● **Task**
The entries below are to be repeated verbatim, in full.

Element data from apps and pages:
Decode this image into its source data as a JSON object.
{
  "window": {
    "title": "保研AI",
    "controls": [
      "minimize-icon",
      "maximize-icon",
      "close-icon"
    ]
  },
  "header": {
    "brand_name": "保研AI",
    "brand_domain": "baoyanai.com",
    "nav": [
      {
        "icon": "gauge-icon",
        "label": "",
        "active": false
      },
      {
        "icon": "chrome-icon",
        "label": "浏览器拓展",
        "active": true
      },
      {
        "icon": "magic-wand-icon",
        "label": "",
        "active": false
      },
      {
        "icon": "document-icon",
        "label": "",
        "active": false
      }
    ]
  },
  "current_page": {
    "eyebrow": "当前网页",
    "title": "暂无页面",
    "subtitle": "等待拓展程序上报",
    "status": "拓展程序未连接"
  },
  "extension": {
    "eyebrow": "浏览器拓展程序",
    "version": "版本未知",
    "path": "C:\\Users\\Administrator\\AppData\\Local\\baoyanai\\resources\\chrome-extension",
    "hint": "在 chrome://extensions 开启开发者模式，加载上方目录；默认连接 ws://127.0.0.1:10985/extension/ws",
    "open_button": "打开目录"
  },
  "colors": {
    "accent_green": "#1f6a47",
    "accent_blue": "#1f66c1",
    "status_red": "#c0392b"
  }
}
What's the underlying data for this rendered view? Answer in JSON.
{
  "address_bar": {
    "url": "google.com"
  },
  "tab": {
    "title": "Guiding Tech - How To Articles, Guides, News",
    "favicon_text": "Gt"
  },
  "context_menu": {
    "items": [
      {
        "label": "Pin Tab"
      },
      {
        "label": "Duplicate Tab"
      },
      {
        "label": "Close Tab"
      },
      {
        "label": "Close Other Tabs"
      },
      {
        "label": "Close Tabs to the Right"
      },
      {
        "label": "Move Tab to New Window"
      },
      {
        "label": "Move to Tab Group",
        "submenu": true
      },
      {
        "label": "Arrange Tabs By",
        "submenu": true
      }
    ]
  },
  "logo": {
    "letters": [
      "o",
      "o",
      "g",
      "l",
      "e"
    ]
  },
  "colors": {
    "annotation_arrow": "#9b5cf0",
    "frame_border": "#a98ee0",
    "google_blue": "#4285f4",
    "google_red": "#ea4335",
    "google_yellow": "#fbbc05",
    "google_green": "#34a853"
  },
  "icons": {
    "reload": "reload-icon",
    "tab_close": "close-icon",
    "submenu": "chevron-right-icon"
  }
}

● **Expected answer**
Decode this image into its source data as a JSON object.
{
  "window": {
    "title": "保研AI",
    "controls": [
      "minimize-icon",
      "maximize-icon",
      "close-icon"
    ]
  },
  "header": {
    "brand_name": "保研AI",
    "brand_domain": "baoyanai.com",
    "nav": [
      {
        "icon": "gauge-icon",
        "label": "",
        "active": false
      },
      {
        "icon": "chrome-icon",
        "label": "浏览器拓展",
        "active": true
      },
      {
        "icon": "magic-wand-icon",
        "label": "",
        "active": false
      },
      {
        "icon": "document-icon",
        "label": "",
        "active": false
      }
    ]
  },
  "current_page": {
    "eyebrow": "当前网页",
    "title": "暂无页面",
    "subtitle": "等待拓展程序上报",
    "status": "拓展程序未连接"
  },
  "extension": {
    "eyebrow": "浏览器拓展程序",
    "version": "版本未知",
    "path": "C:\\Users\\Administrator\\AppData\\Local\\baoyanai\\resources\\chrome-extension",
    "hint": "在 chrome://extensions 开启开发者模式，加载上方目录；默认连接 ws://127.0.0.1:10985/extension/ws",
    "open_button": "打开目录"
  },
  "colors": {
    "accent_green": "#1f6a47",
    "accent_blue": "#1f66c1",
    "status_red": "#c0392b"
  }
}
What's the underlying data for this rendered view? Answer in JSON.
{
  "address_bar": {
    "url": "google.com"
  },
  "tab": {
    "title": "Guiding Tech - How To Articles, Guides, News",
    "favicon_text": "Gt"
  },
  "context_menu": {
    "items": [
      {
        "label": "Pin Tab"
      },
      {
        "label": "Duplicate Tab"
      },
      {
        "label": "Close Tab"
      },
      {
        "label": "Close Other Tabs"
      },
      {
        "label": "Close Tabs to the Right"
      },
      {
        "label": "Move Tab to New Window"
      },
      {
        "label": "Move to Tab Group",
        "submenu": true
      },
      {
        "label": "Arrange Tabs By",
        "submenu": true
      }
    ]
  },
  "logo": {
    "letters": [
      "o",
      "o",
      "g",
      "l",
      "e"
    ]
  },
  "colors": {
    "annotation_arrow": "#9b5cf0",
    "frame_border": "#a98ee0",
    "google_blue": "#4285f4",
    "google_red": "#ea4335",
    "google_yellow": "#fbbc05",
    "google_green": "#34a853"
  },
  "icons": {
    "reload": "reload-icon",
    "tab_close": "close-icon",
    "submenu": "chevron-right-icon"
  }
}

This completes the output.